In fact, gin is so tied with the berry that its name derives from the dutch word jenever, which literally translates to “juniper”. Without junipers, gin becomes something else entirely, something distinctly not gin.
Juniper berries are not the sort of item that are a regular part of an American’s pantry. So the question is – “What the hell is juniper, anyway?”
First and foremost, it’s not technically a berry, but rather a cone, albeit a fleshy, berry-looking one. In fact, it is this relation to conifer trees that give the juniper it’s “piney” taste, one that lesser gins are more than willing to exploit. Many a poor gin tastes more akin to pine trees (or even Pine-Sol, if there’s a strong, chemical taste) than true juniper. In other words, juniper can have a pine taste, but it’s only one of several taste characteristics it has.
While there are several varieites of juniper out there, there are primarily two whose berries are used in the creation of gin. There’s Juniperus communis, which should be considered the European juniper berry used in gin, and Juniperus occidentalis, which should be considered the New World variety used in some artisinal gins.
The berry fresh off of the stem is considered near worthless, as it’s too bitter to be palatable for either man or farm animals. However only when the berries are dried, or combined with other ingredients, is its true value understood.
Side Note: While we use the deep dark purple-ish berries to flavor our meats, sauces, and soups, it’s the fully-grown-but still-green berries that are typically used in gin production.
How did juniper end up in gins? As with many things alcoholic, one first needs to look to the history of pharmacology to understand. Juniper berries were used as a medicine for everything from increasing physical stamina (the Greeks) to a diuretic (Chinese, Germans), to even a contraceptive when applied to the genitalia (the Greeks yet again).
From this path, it’s only a short jump to adding junipers into fermented alcohols such a beer, to adding it into mashes to be distilled. And once added to any intoxicant, its popularity would have increased, especially if its addition made the intoxicant more palatable.
The better gins look to get the most out of the juniper berry, an idea I’ll explore in a later post regarding other botanicals. Juniper, when applied well, is more than a pine taste, but a complex interaction of several characteristics that are used to balance with other flavorings.

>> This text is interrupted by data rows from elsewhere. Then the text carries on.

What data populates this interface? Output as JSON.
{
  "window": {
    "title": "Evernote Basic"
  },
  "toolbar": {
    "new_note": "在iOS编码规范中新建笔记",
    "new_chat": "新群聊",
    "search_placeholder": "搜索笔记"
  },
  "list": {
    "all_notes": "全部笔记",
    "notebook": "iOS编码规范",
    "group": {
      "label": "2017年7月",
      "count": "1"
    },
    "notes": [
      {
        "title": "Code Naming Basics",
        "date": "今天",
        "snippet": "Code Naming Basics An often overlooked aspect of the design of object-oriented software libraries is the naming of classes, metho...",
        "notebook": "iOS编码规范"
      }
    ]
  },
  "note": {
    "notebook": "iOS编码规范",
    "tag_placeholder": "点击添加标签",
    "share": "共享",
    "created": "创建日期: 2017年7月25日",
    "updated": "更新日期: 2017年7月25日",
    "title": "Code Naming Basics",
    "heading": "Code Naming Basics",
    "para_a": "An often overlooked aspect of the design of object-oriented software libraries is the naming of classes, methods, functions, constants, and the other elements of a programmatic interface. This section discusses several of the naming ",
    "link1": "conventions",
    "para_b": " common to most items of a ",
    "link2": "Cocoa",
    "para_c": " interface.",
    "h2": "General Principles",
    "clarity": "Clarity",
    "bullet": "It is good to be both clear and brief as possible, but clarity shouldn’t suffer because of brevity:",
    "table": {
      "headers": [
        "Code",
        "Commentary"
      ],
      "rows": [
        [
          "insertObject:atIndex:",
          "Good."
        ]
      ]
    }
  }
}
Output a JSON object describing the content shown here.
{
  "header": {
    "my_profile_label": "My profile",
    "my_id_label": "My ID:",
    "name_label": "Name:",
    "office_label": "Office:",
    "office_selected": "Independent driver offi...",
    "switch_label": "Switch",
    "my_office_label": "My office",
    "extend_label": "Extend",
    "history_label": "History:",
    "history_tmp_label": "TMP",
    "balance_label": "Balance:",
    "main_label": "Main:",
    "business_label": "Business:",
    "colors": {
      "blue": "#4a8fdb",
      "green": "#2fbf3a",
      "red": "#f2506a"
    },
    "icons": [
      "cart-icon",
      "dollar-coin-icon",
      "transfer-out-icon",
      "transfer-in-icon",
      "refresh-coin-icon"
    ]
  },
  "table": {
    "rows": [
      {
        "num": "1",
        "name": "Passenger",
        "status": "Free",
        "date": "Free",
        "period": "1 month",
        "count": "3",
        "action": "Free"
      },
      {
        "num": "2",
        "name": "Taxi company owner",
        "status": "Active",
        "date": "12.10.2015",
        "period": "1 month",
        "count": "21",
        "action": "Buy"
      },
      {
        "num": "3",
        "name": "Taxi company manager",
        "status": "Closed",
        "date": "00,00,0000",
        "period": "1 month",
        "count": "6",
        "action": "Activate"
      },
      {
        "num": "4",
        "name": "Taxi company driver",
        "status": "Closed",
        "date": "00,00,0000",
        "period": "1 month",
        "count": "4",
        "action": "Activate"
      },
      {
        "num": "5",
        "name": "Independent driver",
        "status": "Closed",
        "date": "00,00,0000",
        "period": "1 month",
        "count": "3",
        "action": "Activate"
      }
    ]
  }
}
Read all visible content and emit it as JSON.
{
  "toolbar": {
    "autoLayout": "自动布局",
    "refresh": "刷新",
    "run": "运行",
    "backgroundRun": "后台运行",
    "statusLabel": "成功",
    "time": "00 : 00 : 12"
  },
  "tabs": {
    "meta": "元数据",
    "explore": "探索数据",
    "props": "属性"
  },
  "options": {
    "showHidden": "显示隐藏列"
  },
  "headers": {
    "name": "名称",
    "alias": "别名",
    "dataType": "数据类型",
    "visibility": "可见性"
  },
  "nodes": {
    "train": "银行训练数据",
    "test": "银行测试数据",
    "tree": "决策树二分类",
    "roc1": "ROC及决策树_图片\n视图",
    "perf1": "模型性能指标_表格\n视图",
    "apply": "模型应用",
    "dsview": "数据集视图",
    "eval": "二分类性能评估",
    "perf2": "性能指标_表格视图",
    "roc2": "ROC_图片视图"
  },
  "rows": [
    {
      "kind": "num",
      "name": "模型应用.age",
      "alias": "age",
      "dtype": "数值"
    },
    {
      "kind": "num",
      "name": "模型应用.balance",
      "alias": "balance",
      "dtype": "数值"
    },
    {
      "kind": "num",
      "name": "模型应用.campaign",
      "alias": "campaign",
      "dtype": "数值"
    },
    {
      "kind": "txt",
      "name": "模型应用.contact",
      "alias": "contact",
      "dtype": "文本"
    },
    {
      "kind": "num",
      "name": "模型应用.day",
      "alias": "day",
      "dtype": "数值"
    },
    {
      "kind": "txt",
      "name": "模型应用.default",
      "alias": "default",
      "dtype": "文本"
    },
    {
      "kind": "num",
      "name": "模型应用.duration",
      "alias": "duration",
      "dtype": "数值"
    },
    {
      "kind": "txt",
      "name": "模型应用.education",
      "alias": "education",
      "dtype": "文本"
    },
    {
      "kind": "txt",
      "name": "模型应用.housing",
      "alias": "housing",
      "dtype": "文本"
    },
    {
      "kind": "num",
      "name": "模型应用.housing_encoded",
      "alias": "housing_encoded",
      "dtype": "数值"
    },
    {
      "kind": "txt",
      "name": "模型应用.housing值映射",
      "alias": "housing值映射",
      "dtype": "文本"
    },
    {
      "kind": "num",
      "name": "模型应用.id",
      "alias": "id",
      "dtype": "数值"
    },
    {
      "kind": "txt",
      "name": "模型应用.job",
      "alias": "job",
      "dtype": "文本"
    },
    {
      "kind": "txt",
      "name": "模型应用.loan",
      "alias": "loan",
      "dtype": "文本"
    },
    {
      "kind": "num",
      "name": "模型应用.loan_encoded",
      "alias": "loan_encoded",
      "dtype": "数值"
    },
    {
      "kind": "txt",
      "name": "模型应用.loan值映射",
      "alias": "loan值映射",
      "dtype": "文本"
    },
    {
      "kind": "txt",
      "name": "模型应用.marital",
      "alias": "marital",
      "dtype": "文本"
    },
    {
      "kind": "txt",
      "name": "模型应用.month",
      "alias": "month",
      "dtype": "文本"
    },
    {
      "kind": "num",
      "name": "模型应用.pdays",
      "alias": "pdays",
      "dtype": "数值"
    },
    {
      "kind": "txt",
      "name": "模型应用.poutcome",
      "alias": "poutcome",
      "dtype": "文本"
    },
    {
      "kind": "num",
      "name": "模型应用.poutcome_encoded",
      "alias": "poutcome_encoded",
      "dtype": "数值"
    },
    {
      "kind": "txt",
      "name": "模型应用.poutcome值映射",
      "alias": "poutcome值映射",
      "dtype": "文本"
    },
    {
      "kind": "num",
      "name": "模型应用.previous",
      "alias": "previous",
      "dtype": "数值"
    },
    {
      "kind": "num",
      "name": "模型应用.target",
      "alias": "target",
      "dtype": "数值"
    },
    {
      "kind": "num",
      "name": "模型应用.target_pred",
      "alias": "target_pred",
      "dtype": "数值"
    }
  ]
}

But for now, the two things you need to take away from this post is that 1) Gin is Juniper; and 2) Juniper is more than a piney taste.